#### [INSTRUCTIONS TO FOLLOW]
Through to the final line, write out the records below exactly, omitting any images they contain.
*** Opening RECORDS FOR THE TASK ***
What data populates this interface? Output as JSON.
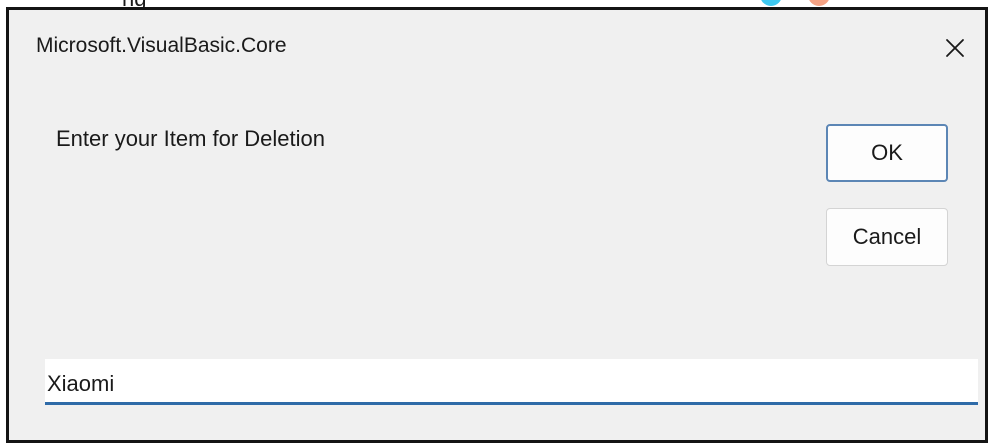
{
  "dialog": {
    "title": "Microsoft.VisualBasic.Core",
    "close_icon": "close-icon",
    "prompt": "Enter your Item for Deletion",
    "ok_label": "OK",
    "cancel_label": "Cancel",
    "input_value": "Xiaomi"
  },
  "top_strip": {
    "cropped_text": "ng"
  },
  "colors": {
    "dialog_background": "#f0f0f0",
    "dialog_border": "#141414",
    "ok_button_border": "#5c86b5",
    "input_underline": "#2f6ba8",
    "cropped_dot_cyan": "#3ec8f0",
    "cropped_dot_orange": "#f4a284"
  }
}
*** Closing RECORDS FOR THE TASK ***
#### [OUTPUT OF THE EXERCISE]
What data populates this interface? Output as JSON.
{
  "dialog": {
    "title": "Microsoft.VisualBasic.Core",
    "close_icon": "close-icon",
    "prompt": "Enter your Item for Deletion",
    "ok_label": "OK",
    "cancel_label": "Cancel",
    "input_value": "Xiaomi"
  },
  "top_strip": {
    "cropped_text": "ng"
  },
  "colors": {
    "dialog_background": "#f0f0f0",
    "dialog_border": "#141414",
    "ok_button_border": "#5c86b5",
    "input_underline": "#2f6ba8",
    "cropped_dot_cyan": "#3ec8f0",
    "cropped_dot_orange": "#f4a284"
  }
}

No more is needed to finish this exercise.